## Input data
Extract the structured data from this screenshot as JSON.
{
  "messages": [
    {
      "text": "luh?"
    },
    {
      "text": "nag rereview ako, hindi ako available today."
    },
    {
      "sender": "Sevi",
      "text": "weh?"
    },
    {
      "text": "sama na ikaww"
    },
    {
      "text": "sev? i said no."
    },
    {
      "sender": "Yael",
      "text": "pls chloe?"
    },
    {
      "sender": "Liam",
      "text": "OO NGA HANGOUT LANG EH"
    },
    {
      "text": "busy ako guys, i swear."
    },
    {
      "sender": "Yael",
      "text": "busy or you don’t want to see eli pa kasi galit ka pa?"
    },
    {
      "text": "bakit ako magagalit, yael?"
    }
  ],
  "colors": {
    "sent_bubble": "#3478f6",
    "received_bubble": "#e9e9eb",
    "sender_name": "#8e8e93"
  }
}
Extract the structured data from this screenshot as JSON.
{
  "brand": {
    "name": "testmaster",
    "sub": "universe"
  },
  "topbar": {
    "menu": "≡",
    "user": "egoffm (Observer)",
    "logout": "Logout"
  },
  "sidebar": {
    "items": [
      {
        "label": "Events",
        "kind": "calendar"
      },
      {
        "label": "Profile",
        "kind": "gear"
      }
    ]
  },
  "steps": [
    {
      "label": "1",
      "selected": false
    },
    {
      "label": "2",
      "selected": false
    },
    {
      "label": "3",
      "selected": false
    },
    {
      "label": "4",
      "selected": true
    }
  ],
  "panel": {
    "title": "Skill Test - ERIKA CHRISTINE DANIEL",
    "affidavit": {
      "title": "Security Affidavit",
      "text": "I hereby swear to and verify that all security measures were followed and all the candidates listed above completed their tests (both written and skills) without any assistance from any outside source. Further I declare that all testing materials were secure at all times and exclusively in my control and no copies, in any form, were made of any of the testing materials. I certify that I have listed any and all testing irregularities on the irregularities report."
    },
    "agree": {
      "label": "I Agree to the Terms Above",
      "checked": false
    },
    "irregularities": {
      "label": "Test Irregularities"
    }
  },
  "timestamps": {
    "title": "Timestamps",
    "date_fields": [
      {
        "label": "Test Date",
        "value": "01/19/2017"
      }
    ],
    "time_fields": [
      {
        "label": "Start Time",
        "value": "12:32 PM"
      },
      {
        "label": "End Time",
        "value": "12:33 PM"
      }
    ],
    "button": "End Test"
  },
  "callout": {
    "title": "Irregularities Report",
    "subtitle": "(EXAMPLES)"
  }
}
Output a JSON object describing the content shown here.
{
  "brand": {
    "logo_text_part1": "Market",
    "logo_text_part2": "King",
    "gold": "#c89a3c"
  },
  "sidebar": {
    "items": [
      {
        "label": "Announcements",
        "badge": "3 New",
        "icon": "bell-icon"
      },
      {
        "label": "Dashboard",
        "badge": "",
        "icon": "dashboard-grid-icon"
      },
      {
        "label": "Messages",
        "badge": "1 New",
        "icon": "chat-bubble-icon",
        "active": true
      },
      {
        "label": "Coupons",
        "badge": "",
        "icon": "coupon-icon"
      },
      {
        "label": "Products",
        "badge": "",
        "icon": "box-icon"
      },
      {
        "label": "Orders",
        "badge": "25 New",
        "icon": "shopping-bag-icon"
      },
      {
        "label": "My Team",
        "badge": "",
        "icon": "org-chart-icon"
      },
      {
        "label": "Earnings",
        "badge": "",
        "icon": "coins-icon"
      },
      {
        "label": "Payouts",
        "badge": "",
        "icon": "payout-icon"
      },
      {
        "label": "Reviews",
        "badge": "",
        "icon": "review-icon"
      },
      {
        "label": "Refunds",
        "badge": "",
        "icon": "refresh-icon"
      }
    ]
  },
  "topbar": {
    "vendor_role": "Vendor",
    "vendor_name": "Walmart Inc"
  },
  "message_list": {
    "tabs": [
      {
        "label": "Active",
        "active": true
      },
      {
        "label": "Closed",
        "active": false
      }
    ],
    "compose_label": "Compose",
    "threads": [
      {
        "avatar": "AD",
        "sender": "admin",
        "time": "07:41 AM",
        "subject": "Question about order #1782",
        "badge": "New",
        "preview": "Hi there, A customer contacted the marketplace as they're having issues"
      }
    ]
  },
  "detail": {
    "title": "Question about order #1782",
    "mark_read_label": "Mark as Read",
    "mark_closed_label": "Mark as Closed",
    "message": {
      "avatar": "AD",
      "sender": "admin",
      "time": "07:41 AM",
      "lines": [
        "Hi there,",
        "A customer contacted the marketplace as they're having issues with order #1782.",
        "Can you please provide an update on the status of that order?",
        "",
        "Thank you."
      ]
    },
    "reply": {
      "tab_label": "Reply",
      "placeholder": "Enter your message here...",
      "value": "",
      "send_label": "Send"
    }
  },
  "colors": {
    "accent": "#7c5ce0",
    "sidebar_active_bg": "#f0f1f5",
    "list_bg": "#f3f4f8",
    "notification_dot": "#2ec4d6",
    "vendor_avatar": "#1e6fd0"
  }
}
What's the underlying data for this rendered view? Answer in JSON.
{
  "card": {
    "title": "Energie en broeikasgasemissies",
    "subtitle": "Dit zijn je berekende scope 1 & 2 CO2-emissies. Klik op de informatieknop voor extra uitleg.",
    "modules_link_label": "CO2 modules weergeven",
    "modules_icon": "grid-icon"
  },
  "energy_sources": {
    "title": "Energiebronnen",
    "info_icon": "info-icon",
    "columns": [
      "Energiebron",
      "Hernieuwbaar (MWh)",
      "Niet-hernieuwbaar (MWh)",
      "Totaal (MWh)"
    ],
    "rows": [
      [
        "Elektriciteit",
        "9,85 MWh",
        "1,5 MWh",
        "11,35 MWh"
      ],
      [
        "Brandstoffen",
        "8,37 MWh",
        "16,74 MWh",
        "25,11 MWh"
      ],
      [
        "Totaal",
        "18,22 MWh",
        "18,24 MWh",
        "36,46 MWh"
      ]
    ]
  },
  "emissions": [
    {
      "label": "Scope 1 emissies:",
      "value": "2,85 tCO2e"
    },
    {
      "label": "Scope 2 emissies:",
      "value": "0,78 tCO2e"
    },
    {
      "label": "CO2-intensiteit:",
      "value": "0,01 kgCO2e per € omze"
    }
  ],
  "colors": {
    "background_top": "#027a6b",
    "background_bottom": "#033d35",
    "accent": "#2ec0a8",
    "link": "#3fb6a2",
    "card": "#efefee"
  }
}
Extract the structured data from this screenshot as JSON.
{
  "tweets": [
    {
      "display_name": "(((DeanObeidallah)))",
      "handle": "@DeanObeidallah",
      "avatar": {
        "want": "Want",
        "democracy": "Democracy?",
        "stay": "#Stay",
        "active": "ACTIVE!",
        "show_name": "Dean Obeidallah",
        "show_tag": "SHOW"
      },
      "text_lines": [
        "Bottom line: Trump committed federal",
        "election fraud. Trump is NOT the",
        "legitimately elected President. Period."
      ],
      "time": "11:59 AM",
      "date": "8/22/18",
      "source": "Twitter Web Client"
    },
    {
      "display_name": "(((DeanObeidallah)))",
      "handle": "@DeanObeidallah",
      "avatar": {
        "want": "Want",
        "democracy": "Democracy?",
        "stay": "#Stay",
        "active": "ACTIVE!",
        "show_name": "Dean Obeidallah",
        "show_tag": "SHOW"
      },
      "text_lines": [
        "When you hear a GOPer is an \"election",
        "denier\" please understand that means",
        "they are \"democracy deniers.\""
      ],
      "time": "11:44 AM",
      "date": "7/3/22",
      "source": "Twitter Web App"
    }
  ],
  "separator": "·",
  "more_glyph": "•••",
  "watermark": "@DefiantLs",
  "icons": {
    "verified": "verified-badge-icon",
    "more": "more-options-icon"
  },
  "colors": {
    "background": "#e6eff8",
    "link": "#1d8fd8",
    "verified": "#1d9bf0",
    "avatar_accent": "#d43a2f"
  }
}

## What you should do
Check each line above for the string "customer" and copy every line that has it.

## Answer
        "preview": "Hi there, A customer contacted the marketplace as they're having issues"
        "A customer contacted the marketplace as they're having issues with order #1782.",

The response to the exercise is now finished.